While the space immortals were making their rounds, the heroes of the DCU had their own problems. Blue Beetle Ted Kord suspected someone was trying to blackmail him on behalf of the Manhunters (someone who pulls a gun on him, which Kord slaps away to the sound effect of “PLOW!”, which is, coincidentally, the same sound that an android’s fist makes against a man’s face). And meeting with his trusted friend James Gordon, Batman learns that no man escapes the Manhunters—not even a Batman!

Lucky for him the Gordon Manhunter decided to simply pistolwhip him out an open window with the gun in his hand and not, you know, shoot him with it.

What’s that? You thought the space immortals needed ten candidates, but we’ve only heard of eight? Well, they have some words with Harbinger from Crisis On Infinite Earths, The Floronic Man seems to think he’s been chosen (although he is crazy, and incarcerated in Arkham when he begins ranting and raving about it) and, they make one more stop: The hospital room of Hal Jordan’s friend Tom Kalmaku.

You’ll remember last issue Kalmaku was hospitalized when caught by the Manhunters he was syping on for Hal, who was busy at a pool party.

Just before Nadia and Herupa arrive to make Tom an offer, he’s awoken by the Green Lanterns, who adopt extremely manly poses and try to comfort him.

Hey wait a minute…

Check this out. Gregorio, outrageous gay stereotype:

John Stewart:


John Stewart:


Well, best not to dwell.

Will these nine-to-ten Earthlings accept the space immortals offer? Will the Manhunters get to them first?

If it were 1988, you’d need only wait one week to find out in Millennium #3. Now you’re going to have to wait until Secret Invasion #3 drops, and I waste devote another post to last century’s greatest company-wide crossover about aliens secretly infiltrating a shared superhero universe.

The Other Secret Invasion: Millennium #1


**Was Extrano the first out gay superhero in the DCU? This period of DC history is pretty spotty to me, as I wouldn’t start reading comics until a few years after this book was released.


Pedro said...

I can't believe you don't mention Hal's leg crossing.

Gregorio is really offensive, but he has some of the best lines in the entire mini series. He's much more interesting than the set of bland characters he's paired up with.

SallyP said...
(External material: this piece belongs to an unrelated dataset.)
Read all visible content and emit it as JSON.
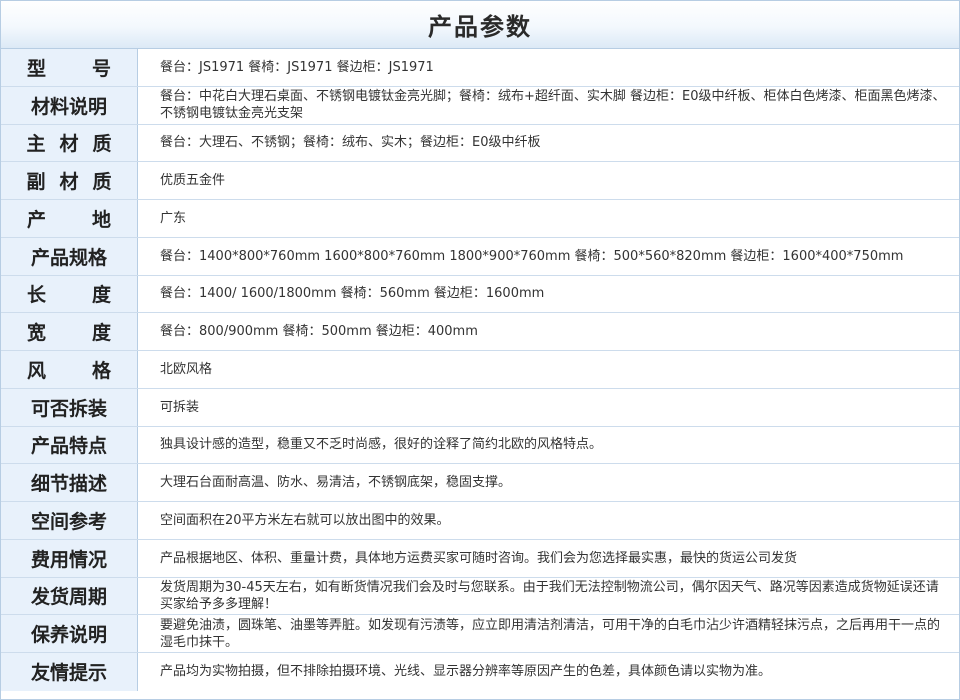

Ok, I am now officially intrigued. When you first brought up Millenium, I even blogged about it, asking if anybody thought that it was worthwhile to get, and unfortunately, most of the replies were a resounding NO! And does have Green Lantern backsides in it, and how can you possibly go wrong with that?

And Gregorio looks as if he's very comfortable with who he is.

Derek said...

I'm with Sally. Now I really want to read this story for myself.

It's a shame they haven't made this into a trade yet.

SallyP said...

Well, the wonderful thing is, Derek, that they are going to! They are bringing both Millenium and Invasion out in Trade! Now I don't have to go hunting through dollar bins, as pleasurable as that can be.

Unknown said...

Extrano was the first openly gay character I ever remember reading in DC. As offensive as the degree of stereotyping was, I have to agree that he wound up being the only memorable character to come out of that group.

Anonymous said...

I bought the piece of garbage that was Millenium when it came out in 1989. Yes, Extrano was the first openly gay superhero.

The sillier thing though was that Steve Englehart left the spinoff series New Guardians after the second issue. This was because the dreaded Powers That Be decided that when Gregorio became Extrano, it miraculously 'cured' him of being gay.

Siskoid said...

You know, while Extrano is Extreme, I don't think he's actually offensive. I've met people like him before, for whom being gay means playing that kind of outrageous character. The "flaming queen" persona.

Comics are dishing out more gay characters today, but they're never outrageously gay, and in fact, act no different from straight men except for who they date. They exist, but there are also a lot of gay men who are set on gay pride parade mode. We rarely if ever see those.